  40. Insertion into a red-black tree IDEA:Insert x in tree. Color xred. Only redblack property 3 might be violated. Move the violation up the tree by recoloring until it can be fixed with rotations and recoloring. Example: • Insert x =15. • Recolor, moving the violation up the tree. • RIGHT-ROTATE(18).

  41. Insertion into a red-black tree IDEA:Insert x in tree. Color xred. Only redblack property 3 might be violated. Move the violation up the tree by recoloring until it can be fixed with rotations and recoloring. Example: • Insert x =15. • Recolor, moving the violation up the tree. • RIGHT-ROTATE(18). • LEFT-ROTATE(7) and recolor.

  42. Insertion into a red-black tree IDEA:Insert xin tree. Color xred. Only redblack property 3 might be violated. Move the violation up the tree by recoloring until it can be fixed with rotations and recoloring. Example: • Insert x =15. • Recolor, moving the violation up the tree. • RIGHT-ROTATE(18). • LEFT-ROTATE(7) and recolor.

  43. Pseudocode RB-INSERT(T, x) TREE-INSERT(T, x) color[x] ← RED ⊳ only RB property 3 can be violated while x ≠ root[T] and color[p[x]] = RED do if p[x] = left[p[p[x]] then y ← right[p[p[x]]⊳y = aunt/uncle of x if color[y]= RED then 〈Case 1〉 else if x = right[p[x]] then 〈Case 2〉⊳ Case 2 falls into Case 3 〈Case 3〉 else 〈“then” clause with “left” and “right” swapped〉 color[root[T]]← BLACK

  44. Graphical notation Let denote a subtree with a black root. All s have the same black-height.

  45. Case 1 Push C’s black onto Aand D, and recurse, since C’s parent may be red. (Or, children of Aare swapped.)

  46. Case 2 Transform to Case 3.

  47. Case 3 Done! No more violations of RB property 3 are possible.

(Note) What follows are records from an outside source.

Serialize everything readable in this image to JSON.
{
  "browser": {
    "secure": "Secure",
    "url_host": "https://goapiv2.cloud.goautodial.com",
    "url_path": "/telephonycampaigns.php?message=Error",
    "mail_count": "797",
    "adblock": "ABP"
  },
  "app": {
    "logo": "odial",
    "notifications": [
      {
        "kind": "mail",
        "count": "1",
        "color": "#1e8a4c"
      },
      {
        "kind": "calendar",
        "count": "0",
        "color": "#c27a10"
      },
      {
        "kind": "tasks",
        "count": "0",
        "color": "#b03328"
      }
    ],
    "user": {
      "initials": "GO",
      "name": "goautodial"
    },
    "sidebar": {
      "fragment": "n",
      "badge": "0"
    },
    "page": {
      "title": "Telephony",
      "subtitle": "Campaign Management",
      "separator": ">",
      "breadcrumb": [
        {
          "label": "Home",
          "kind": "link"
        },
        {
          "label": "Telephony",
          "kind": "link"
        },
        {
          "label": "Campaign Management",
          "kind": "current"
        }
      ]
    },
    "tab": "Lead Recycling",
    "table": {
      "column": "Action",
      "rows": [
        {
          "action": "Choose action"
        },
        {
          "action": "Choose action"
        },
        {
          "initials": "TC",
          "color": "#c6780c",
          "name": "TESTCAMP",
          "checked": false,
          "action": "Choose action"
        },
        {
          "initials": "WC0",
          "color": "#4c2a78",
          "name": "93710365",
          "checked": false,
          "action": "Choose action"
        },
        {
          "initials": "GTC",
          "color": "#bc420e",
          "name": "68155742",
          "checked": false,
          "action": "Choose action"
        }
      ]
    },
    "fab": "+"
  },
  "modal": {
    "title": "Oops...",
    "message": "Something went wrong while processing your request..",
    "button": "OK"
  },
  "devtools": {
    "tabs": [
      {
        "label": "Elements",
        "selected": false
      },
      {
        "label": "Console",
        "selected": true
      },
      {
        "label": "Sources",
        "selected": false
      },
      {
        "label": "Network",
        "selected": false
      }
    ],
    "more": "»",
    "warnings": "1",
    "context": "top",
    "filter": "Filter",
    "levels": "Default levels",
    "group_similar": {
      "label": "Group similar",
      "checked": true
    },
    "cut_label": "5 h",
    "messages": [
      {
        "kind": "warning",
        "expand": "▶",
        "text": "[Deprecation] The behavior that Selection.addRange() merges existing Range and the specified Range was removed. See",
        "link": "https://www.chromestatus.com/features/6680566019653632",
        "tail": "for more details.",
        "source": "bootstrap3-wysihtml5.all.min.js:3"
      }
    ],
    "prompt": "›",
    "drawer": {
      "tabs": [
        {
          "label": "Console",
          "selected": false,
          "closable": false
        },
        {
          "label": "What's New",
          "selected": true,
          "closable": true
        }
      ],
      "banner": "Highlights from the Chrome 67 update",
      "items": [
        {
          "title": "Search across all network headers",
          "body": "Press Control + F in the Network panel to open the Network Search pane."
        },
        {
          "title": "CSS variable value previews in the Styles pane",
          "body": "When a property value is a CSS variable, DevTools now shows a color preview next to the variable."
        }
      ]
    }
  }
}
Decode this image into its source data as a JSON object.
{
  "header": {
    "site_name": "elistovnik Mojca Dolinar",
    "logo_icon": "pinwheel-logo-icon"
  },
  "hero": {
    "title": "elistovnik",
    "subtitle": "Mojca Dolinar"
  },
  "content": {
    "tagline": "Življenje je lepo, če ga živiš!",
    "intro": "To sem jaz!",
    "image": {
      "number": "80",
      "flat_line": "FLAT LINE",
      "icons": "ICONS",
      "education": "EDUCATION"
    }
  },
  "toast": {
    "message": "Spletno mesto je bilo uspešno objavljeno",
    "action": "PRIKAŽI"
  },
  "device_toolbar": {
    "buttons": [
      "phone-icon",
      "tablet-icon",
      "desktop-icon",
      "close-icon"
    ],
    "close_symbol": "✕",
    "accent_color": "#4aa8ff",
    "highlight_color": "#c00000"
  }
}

  48. Red Black Tree (Insertion Example) • Insert 10 – root 10

  49. Red Black Tree (Insertion Example) • Insert 10 – root (external nodes not shown) 10

  50. Red Black Tree • Insert 85 10 85